The newest name in mystery to emerge out of the frozen north is that of the late Stieg Larsson. His debut novel, The Girl With the Dragon Tattoo, was a blockbuster when it was published in Europe, selling an estimated 2 million copies. Now, an English language version, translated by Reg Keeland, has just been published here.
A veteran mystery reader could spot the clues to this novel’s runaway popularity as easily as Poe’s detective, Auguste Dupin, spotted that purloined letter. The Girl With the Dragon Tattoo is a super-smart amalgam of the corporate corruption tale, legal thriller and dysfunctional-family psychological suspense story. It’s witty, wrenchingly violent in a few isolated passages and unflinching in its commonsense feminist social commentary.
The social vulnerability of women is the underlying Mystery with a capital “M” here; specifically the abuse — psychological and sexual — that’s perpetrated against young and dependent women.
She also notes that it’s not all noir – there’s a classic “locked room” feel to the mystery that kicks it all off. But she predicts it’s Lisabeth Salander who will really grab the reader’s imagination.
Corrigan, incidentally, is the author of a memoir in books – Leave Me Alone, I’m Reading.
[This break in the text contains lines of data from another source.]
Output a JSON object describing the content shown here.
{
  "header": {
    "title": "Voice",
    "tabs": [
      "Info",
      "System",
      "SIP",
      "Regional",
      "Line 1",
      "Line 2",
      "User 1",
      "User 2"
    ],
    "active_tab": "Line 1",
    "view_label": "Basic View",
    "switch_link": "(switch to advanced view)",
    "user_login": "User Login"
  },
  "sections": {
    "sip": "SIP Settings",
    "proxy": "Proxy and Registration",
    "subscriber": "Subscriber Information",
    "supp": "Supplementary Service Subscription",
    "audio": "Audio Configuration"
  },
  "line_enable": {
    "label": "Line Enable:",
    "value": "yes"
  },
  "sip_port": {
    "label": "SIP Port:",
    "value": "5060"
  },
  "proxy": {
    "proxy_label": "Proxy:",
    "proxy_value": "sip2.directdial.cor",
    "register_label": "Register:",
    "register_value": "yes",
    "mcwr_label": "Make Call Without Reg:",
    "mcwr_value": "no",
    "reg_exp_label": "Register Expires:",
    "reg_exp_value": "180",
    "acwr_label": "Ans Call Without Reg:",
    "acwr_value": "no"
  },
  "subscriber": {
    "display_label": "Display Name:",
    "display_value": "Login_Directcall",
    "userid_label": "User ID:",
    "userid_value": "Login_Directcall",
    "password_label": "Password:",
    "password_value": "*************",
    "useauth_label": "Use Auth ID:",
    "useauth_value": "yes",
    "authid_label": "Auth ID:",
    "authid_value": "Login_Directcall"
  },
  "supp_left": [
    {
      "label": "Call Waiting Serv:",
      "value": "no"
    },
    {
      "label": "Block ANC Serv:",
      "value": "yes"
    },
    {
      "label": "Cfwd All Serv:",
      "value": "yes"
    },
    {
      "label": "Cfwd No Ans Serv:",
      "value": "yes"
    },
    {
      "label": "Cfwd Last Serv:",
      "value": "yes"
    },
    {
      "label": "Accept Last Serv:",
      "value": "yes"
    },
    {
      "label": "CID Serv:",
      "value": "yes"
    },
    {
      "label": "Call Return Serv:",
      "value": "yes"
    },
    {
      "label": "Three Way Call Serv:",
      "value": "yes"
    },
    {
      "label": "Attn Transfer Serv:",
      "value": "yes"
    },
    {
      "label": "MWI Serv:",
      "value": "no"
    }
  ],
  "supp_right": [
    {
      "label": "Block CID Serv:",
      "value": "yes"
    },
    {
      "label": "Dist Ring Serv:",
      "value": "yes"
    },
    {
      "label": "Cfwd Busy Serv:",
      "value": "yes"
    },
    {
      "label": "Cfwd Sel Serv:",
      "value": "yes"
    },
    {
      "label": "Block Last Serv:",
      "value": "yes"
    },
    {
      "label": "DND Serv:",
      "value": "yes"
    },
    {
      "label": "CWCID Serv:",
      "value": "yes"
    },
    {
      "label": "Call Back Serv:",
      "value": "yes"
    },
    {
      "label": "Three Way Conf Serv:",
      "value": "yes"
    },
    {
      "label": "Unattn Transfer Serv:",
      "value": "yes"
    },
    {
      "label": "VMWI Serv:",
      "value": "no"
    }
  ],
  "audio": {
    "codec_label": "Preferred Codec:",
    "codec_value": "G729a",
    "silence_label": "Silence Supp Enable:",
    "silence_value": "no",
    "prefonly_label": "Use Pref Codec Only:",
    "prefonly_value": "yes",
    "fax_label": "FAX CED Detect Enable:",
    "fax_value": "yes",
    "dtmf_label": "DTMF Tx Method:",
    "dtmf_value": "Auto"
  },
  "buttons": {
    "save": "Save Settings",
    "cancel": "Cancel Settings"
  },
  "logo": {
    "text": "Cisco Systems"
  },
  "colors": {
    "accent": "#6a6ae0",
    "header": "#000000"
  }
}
A title that many of us can relate to. Thanks to my 4MA friend Lourdes for catching this radio review.